Presentation on theme: " An essay requires you to really think about the material you have been studying. An essay is often the best evaluation of how well you understand."— Presentation transcript:
Trace: Give all the events in sequential order and tell how they are related.
Prove: Give evidence to show that something is true.
It is important to analyze each essay question that you are given in order to determine what kind of information is being asked of you.
› Two key words: list; explain List – a signal that factual information is being requested Explain – indicates that a personal interpretation is also required › Facts: Three services performed by monasteries of the Middle Ages. › Interpretation How did those services help people of the Middle Ages?
› Provide a topic sentence so that the reader knows that you are addressing the question. Three services performed by the monasteries of the Middle Ages were 1.caring for the sick 2.copying manuscripts 3.and providing lodging for travelers and pilgrims.
› Study the question to find out what it asks you to do. › Decide if the answer is factual, interpretive, or both. › Map or outline your answer, making sure all information is related to the question. › Restate what is asked in the question and make it the topic sentence, which is often the opening sentence. › Give your information in a well-constructed paragraph and using appropriate transition words. › Reread your paragraph to make sure you have given the information that the question requires
› Read the question quickly to get its general idea. › Reread the question to find out what you are being asked to do. › Underline words that give directions, like explain or compare. › Reread the question to make sure you understand what it is asking you to do. › Circle key words like World War II or gravity.
› You may need to gather information from notes you may have taken while preparing for the assignment. › Make a word map to record the ideas and facts from your notes and also any that you remember that you did not write down. › There are several ways to do this.
› An essay always begins with a topic sentence. › Always use the key words in your topic sentence. › Imagine that your reader has not seen the question.
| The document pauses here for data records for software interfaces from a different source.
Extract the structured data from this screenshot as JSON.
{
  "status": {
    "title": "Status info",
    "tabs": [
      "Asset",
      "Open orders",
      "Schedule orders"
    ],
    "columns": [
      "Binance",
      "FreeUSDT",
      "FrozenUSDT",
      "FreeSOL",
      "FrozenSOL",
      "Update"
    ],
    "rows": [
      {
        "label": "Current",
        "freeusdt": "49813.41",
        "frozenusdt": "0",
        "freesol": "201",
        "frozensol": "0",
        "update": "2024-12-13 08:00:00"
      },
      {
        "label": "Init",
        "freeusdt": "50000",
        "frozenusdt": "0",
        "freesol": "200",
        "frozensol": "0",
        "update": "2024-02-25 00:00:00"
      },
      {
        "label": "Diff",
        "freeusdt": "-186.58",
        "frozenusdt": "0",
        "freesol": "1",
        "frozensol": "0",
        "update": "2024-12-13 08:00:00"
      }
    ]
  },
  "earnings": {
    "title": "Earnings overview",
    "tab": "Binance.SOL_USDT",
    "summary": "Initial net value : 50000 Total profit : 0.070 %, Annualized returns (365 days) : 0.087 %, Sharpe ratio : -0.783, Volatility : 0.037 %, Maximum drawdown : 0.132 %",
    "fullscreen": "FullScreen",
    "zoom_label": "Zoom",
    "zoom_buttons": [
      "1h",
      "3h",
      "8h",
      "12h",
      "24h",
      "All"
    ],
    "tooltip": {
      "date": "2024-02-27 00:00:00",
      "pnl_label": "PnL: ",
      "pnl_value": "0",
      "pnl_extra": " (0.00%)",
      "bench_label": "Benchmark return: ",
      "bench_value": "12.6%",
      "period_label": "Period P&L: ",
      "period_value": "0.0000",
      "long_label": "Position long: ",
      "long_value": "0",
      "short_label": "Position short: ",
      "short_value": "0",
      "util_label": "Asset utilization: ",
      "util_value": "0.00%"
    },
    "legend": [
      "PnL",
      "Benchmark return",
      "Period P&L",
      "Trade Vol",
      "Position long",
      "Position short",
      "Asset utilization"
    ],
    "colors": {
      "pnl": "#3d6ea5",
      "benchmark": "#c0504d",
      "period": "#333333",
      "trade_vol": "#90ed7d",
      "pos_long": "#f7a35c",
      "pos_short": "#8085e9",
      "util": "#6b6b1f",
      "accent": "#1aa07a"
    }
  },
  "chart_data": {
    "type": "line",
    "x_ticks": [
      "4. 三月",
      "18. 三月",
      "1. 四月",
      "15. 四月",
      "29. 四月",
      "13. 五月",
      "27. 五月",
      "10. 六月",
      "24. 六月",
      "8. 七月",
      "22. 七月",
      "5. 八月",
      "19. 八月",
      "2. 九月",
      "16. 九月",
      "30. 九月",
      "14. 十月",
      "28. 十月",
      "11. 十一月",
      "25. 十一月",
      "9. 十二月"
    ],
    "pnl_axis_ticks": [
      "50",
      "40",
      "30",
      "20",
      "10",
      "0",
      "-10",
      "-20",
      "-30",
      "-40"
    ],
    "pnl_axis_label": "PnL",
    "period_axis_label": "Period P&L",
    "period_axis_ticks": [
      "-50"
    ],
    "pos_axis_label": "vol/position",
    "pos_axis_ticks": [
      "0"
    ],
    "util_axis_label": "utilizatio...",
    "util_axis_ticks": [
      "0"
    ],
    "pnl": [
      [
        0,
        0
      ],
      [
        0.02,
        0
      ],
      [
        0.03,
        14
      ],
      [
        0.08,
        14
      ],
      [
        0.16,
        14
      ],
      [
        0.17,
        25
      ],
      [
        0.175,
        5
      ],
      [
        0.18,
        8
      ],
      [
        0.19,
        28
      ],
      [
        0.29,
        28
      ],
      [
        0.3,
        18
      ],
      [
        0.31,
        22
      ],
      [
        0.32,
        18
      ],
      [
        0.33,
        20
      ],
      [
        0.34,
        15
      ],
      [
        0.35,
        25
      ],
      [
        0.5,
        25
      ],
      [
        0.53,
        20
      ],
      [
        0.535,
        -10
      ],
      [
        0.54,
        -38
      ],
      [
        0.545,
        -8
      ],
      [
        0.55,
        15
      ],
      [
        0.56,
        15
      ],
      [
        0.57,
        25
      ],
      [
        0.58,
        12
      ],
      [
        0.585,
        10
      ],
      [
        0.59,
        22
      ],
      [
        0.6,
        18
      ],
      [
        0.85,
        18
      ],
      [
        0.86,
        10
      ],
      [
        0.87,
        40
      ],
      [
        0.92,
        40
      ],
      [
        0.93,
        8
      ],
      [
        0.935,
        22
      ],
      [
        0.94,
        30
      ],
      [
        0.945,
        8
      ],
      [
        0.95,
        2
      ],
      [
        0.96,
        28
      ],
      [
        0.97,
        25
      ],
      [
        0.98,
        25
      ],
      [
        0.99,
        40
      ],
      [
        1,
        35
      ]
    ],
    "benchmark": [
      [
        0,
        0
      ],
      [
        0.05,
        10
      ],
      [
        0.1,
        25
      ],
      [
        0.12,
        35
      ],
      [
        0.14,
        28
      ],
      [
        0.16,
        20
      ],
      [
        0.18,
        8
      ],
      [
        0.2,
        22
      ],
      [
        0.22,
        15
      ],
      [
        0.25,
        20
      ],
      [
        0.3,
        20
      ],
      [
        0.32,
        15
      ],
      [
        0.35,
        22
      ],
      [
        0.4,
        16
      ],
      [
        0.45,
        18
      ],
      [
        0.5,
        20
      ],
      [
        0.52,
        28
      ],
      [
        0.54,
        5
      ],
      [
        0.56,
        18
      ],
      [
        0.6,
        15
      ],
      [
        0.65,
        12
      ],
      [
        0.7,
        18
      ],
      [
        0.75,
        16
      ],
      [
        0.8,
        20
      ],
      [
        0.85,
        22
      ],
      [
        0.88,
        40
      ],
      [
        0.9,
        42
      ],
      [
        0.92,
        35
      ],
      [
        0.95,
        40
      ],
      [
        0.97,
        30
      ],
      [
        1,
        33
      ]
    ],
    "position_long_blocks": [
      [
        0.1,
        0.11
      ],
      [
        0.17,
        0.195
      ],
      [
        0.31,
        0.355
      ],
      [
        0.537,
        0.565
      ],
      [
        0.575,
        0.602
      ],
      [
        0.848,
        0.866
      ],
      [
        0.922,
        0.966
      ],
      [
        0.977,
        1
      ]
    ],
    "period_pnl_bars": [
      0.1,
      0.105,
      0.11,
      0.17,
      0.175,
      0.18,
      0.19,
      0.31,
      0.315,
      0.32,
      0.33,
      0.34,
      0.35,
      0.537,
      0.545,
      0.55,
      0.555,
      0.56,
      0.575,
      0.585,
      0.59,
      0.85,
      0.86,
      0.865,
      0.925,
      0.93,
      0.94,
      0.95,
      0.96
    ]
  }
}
› The details in the body of your essay are the most important part of your answer. They prove that your topic sentence is true. The number and quality of your details show that you understand what you learned. › Complete your essay answer with a sentence that restates the idea in your topic sentence and sums up your ideas.
› Write the first draft quickly. › Write your draft while all your prewriting ideas are fresh in your mind. › Keep your notes in front of you.
› Don’t worry about correct spelling or punctuation at this point. › Do not be afraid to add things to your draft that are not in your notes. You can always take them out later. › Remember: Your draft should not be perfect. The point of a first draft is to get your ideas down on paper quickly.
› After writing your draft, put it away for several hours or a day. › Reread it and make edits. › You may also have someone else read it and give feedback. › You should make edits first, however, before seeking another opinion.
› Write a second draft. › Reread it several hours or a day later. › If you are satisfied, then that will be your final copy. › Make sure it is in proper form for a final copy and that it is neatly written.
› If you are not satisfied, revise the essay again until you are satisfied. › You may make as many revisions as you like, but don’t overdo it.
Do not hand in work that you have not put effort into. It takes time to write a good essay. As you write more essays, you will get better at it and essay-writing will become easier. And maybe even………………………..
WWait for it……….. WWait for it……….. WWait for it……….. You might have FUN!!!!!!!!!